Remember, stabilization techniques like using tripods or gimbals, as well as post-production options like software stabilization, are also important. With the right settings, you can create visually captivating videos with seamless footage. Unlock the potential of frame rates and shutter angles for smooth footage today! Don’t forget to use two hands and body positioning for stabilization too.
FAQs about Camera Stabilization Techniques For Shooting Video
1. How can I minimize blurry shots when shooting handheld footage?
One way to minimize blurry shots is by using camera stabilizers, such as image stabilizers or steadicam equipment. These tools help reduce undesired movement and ensure smooth and consistent footage.
2. What are some techniques to minimize focusing when shooting handheld footage?
To minimize focusing, it is recommended to use manual settings instead of relying on auto-focus. By setting the focus manually, you can avoid the need to constantly adjust the focus, which often results in camera shake.
3. How can I stabilize handheld footage using regular tripods?
You can use a regular tripod as a stabilizing tool by using it as a weight. By holding the center of the tripod and allowing its three legs to act as weighted stabilizers, you can achieve smoother and steadier footage.
4. How does Alistair Campbell stabilize his camera while shooting video?
Alistair Campbell, a resident video expert, prefers using a gimbal for better stabilization results. Gimbals are easy to set up and provide excellent stability, even for larger camera movements. Campbell’s preferred gimbal is the Zhiyun Crane.
5. How can I achieve smooth footage when panning during video shooting?
To achieve smooth footage while panning, it is recommended to pan slower and allow around 7 seconds to complete a distance equivalent to the camera’s field of view. This slow panning motion helps maintain smoothness and avoids jerky movements.

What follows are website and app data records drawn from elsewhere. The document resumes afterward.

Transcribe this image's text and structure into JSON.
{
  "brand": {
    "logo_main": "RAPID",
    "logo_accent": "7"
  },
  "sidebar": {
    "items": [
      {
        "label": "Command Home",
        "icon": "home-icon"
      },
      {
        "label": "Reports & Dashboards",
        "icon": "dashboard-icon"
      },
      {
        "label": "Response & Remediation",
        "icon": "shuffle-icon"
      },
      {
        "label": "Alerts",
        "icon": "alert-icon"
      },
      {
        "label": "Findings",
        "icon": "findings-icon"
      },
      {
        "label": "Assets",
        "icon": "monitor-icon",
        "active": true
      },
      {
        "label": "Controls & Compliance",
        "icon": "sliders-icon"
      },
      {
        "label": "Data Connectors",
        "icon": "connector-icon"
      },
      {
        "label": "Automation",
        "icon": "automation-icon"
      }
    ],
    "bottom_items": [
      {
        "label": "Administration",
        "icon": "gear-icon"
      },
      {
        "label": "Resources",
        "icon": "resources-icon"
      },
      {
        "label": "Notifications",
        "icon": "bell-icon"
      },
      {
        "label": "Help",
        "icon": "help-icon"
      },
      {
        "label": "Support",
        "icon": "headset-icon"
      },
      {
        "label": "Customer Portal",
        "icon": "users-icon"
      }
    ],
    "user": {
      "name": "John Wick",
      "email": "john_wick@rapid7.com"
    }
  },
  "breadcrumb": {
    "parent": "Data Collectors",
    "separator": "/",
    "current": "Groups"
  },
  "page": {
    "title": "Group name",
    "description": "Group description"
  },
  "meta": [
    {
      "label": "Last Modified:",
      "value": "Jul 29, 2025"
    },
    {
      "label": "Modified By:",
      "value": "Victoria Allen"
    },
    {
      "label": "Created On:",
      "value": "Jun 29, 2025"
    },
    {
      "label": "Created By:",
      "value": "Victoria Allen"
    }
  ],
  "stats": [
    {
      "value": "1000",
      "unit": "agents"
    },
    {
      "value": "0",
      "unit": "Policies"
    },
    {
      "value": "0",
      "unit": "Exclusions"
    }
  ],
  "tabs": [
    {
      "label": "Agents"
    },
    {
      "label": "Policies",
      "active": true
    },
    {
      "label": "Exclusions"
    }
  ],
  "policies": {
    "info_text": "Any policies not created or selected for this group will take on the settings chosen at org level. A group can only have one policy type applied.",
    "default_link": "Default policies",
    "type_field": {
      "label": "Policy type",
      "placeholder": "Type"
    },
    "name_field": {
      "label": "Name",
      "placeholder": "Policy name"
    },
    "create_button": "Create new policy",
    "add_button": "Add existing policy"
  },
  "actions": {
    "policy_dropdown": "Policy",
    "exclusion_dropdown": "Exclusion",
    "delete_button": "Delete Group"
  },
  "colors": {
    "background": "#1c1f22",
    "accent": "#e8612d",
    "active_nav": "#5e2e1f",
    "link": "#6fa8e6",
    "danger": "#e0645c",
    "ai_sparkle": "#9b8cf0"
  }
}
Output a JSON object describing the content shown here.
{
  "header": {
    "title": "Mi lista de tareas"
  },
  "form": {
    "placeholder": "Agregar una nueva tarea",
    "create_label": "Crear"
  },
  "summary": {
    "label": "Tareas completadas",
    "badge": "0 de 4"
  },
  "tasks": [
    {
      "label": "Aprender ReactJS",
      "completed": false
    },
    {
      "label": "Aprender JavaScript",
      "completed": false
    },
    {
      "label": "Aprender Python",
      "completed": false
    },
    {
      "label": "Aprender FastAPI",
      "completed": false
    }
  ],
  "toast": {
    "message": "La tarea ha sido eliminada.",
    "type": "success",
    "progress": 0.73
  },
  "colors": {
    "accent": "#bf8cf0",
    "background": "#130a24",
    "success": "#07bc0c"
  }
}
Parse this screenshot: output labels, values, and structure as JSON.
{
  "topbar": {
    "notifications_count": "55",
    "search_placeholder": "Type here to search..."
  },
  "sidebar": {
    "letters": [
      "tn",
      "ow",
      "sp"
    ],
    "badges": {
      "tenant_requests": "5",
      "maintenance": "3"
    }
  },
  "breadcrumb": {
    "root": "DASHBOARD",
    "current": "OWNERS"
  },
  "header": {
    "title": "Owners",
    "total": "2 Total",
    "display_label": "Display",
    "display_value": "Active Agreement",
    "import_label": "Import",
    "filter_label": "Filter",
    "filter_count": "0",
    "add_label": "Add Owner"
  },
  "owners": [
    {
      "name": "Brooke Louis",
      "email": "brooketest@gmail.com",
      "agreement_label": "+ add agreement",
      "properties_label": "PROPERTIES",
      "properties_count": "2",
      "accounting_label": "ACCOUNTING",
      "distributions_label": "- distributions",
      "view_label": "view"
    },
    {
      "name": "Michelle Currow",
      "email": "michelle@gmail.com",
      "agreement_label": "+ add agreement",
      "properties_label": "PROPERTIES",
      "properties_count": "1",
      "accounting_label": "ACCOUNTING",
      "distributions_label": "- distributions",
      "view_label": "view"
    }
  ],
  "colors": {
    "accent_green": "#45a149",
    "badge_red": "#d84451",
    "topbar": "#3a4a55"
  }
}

6. What are the benefits of using software stabilization for video footage?
Software stabilization, available in most video editing programs, can significantly improve footage stability. It utilizes the power of desktop computers to enhance digital stabilization, even when in-camera stabilization is insufficient. This helps to fix shaky footage and add professionalism to your videos.